### Task directions
For every line in the records below that holds "EquipmentType", make a copy.

◇ ◇ ◇

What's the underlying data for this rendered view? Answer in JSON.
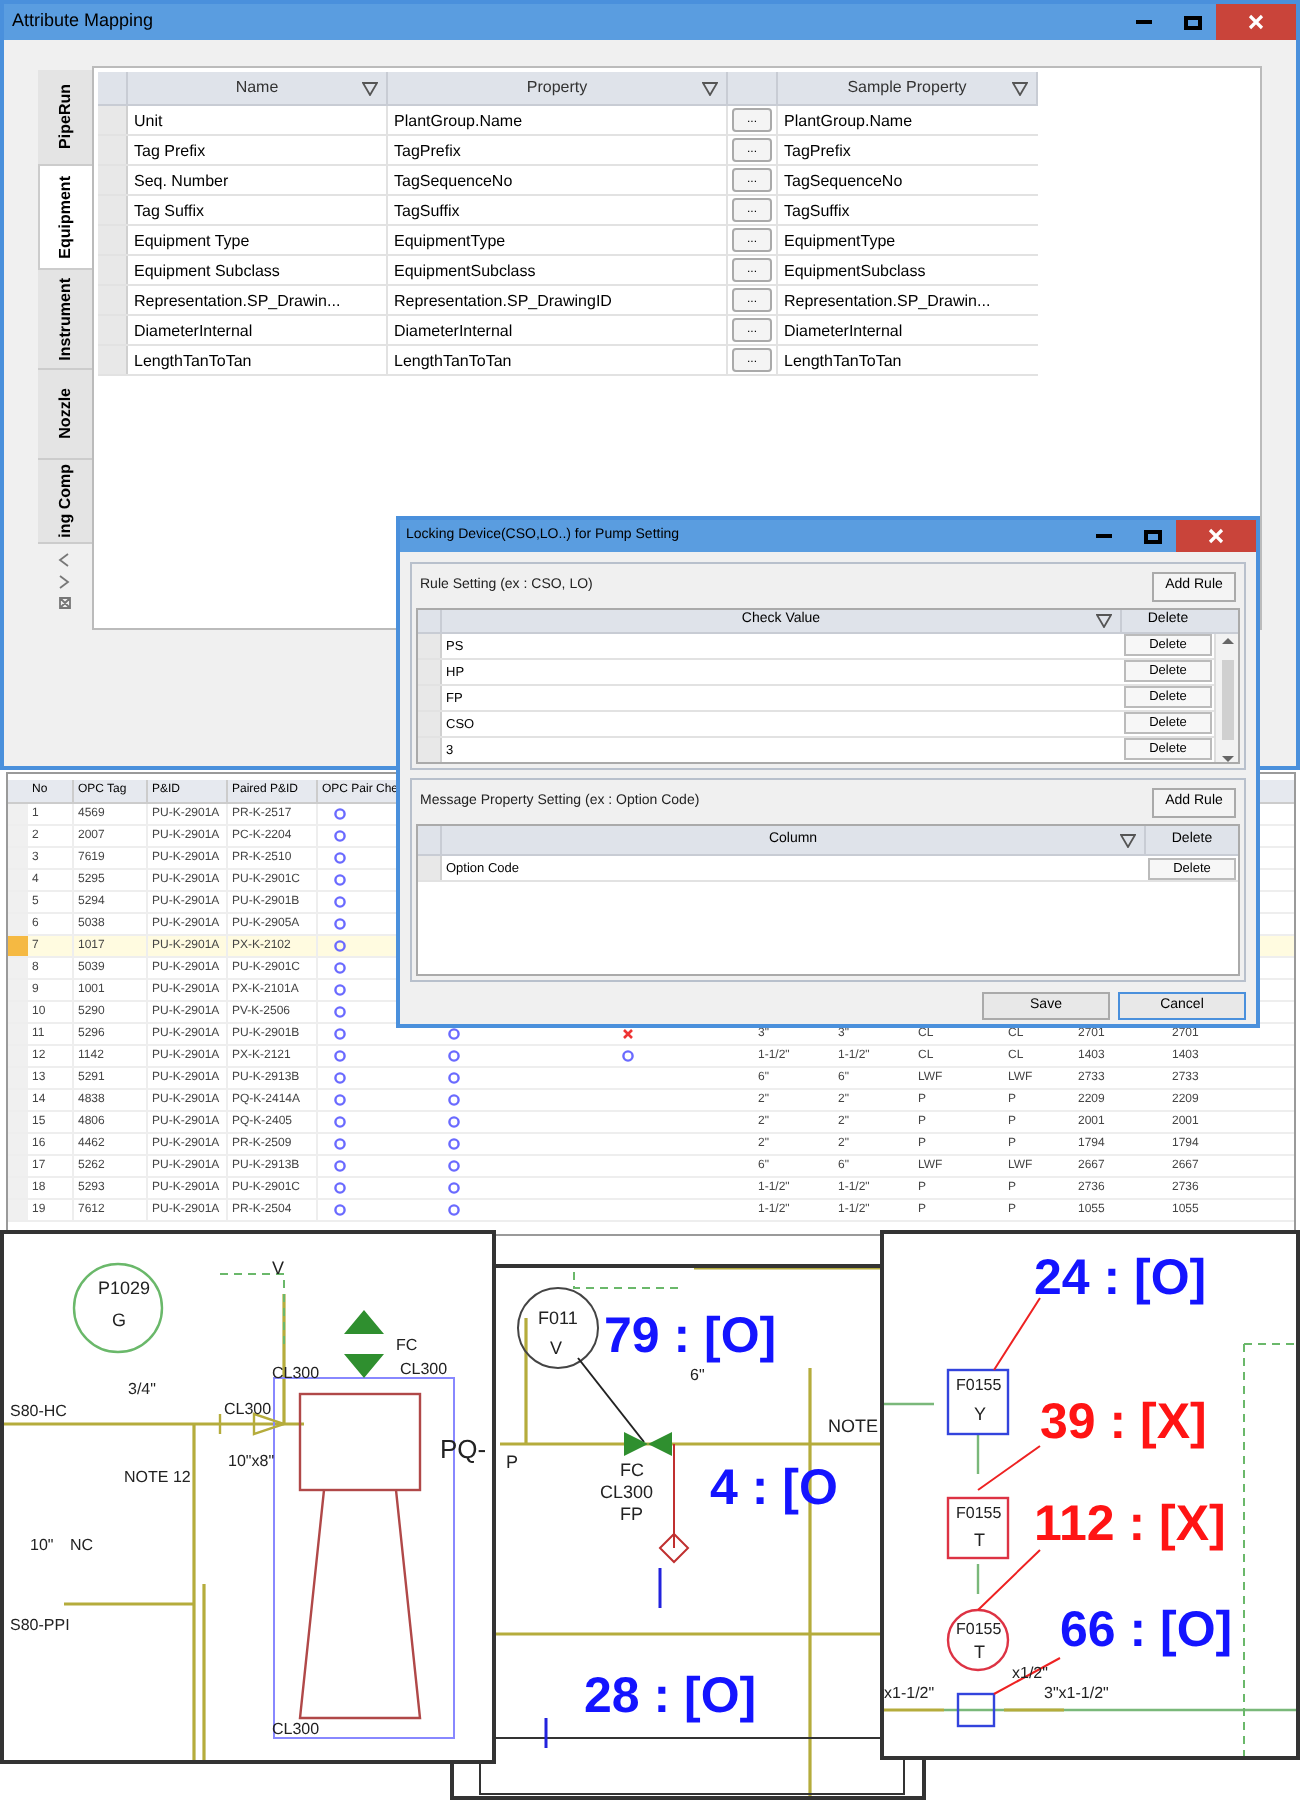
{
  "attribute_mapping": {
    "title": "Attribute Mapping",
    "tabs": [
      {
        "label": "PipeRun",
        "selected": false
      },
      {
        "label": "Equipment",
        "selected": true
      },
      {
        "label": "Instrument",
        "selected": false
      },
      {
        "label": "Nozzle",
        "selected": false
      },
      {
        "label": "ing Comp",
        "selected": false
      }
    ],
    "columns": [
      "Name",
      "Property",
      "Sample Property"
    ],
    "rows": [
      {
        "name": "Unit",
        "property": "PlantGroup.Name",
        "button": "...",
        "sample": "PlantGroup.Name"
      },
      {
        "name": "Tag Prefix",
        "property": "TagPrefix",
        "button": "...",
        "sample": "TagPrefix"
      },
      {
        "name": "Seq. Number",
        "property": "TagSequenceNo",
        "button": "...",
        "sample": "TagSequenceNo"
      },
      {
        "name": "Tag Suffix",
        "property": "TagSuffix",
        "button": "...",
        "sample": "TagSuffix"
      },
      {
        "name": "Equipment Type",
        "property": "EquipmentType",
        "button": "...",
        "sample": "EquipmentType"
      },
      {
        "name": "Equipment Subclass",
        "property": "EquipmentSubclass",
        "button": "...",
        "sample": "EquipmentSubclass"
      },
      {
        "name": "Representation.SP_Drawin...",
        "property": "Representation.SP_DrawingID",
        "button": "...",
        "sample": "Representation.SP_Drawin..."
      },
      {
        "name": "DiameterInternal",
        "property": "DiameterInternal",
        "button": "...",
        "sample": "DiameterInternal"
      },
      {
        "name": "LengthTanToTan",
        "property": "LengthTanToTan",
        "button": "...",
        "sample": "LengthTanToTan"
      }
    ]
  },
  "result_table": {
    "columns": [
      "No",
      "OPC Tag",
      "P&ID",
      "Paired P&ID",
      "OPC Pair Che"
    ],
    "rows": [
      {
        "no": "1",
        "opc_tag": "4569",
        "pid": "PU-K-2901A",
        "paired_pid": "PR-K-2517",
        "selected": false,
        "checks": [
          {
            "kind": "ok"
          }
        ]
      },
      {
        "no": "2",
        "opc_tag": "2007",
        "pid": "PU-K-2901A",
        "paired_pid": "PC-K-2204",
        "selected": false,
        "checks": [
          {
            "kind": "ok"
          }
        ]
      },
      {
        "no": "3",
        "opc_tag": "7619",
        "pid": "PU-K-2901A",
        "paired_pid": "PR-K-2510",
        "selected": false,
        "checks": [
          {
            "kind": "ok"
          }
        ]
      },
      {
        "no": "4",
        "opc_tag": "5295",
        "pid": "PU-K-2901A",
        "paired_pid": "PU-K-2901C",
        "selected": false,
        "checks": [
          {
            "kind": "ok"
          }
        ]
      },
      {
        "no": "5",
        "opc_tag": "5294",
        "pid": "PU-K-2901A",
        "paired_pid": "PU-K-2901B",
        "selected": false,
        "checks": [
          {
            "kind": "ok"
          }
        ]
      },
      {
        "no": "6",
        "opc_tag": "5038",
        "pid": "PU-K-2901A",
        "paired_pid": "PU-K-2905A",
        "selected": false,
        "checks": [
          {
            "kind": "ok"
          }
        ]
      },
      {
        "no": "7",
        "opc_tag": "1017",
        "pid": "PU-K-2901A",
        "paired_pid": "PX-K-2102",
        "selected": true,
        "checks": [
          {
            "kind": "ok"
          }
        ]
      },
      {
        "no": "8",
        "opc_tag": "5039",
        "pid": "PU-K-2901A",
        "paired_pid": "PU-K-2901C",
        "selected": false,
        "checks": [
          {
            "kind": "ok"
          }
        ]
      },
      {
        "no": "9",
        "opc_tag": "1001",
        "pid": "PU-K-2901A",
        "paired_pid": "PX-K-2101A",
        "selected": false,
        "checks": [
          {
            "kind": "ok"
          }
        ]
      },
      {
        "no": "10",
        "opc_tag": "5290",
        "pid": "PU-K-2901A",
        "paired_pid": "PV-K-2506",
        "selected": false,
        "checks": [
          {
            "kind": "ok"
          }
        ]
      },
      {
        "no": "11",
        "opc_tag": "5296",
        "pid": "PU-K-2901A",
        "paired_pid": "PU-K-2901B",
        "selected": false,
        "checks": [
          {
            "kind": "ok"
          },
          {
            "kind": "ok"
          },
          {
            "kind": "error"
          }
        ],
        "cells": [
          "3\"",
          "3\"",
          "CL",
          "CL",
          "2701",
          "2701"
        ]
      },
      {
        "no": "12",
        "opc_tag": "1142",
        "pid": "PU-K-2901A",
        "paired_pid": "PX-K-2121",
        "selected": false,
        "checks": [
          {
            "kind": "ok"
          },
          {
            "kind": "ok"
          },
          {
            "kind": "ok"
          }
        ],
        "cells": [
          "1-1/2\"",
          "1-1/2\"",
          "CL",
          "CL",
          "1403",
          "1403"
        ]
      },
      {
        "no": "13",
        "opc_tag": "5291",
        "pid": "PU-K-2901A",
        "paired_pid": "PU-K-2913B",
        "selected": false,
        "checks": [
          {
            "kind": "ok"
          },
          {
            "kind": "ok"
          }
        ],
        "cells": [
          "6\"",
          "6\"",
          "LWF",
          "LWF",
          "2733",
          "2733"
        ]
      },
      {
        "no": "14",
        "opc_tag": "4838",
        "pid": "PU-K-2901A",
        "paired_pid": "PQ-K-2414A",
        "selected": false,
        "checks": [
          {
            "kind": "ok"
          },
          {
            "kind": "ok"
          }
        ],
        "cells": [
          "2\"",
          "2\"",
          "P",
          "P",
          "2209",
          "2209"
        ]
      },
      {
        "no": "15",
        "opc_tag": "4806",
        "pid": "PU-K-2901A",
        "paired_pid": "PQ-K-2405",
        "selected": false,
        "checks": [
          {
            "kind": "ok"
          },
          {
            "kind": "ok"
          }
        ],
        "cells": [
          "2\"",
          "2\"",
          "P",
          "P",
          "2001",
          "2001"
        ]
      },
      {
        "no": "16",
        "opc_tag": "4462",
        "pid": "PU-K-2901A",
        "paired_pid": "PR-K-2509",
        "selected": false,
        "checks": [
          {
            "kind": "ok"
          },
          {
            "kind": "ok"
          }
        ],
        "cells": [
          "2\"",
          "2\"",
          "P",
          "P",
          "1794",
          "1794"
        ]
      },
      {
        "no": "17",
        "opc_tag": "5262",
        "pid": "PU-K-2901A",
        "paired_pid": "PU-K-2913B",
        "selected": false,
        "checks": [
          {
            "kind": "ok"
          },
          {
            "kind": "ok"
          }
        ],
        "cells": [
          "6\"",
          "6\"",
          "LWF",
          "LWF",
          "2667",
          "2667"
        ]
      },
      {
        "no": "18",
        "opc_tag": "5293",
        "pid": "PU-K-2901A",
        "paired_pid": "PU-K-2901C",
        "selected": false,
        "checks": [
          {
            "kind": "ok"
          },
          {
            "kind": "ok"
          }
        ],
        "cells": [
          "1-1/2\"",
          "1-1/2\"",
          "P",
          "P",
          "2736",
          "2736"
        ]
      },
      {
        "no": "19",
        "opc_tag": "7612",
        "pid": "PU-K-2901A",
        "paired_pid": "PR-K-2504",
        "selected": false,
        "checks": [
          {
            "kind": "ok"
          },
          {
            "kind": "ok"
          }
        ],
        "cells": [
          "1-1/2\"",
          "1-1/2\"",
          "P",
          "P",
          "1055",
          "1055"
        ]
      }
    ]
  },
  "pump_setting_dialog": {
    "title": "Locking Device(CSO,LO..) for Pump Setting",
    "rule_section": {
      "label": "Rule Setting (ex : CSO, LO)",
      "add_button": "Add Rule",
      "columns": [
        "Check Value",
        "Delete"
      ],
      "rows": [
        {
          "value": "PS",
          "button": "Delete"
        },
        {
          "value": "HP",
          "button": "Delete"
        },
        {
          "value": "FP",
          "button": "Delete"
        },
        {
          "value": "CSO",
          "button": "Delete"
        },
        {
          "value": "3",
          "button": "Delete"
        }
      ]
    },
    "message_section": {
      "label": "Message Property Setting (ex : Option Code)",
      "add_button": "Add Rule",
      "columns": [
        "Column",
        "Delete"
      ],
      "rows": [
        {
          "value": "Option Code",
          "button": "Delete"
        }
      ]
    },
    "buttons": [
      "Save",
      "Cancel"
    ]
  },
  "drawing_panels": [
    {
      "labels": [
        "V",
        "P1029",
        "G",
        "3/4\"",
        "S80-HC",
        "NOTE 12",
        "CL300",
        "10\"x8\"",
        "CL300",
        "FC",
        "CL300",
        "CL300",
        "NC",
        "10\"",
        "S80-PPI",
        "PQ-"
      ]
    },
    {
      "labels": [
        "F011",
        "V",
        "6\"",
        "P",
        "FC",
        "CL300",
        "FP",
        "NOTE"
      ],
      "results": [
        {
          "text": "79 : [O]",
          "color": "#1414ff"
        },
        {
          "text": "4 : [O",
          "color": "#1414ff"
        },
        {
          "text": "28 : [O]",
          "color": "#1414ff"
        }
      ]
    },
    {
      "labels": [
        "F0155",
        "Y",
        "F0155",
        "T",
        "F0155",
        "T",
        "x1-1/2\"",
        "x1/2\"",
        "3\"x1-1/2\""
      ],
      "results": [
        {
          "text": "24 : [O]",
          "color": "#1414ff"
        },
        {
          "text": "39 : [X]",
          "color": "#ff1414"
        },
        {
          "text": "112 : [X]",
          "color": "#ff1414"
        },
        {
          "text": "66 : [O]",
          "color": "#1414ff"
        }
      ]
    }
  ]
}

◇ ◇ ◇

### Answer space
        "property": "EquipmentType",
        "sample": "EquipmentType"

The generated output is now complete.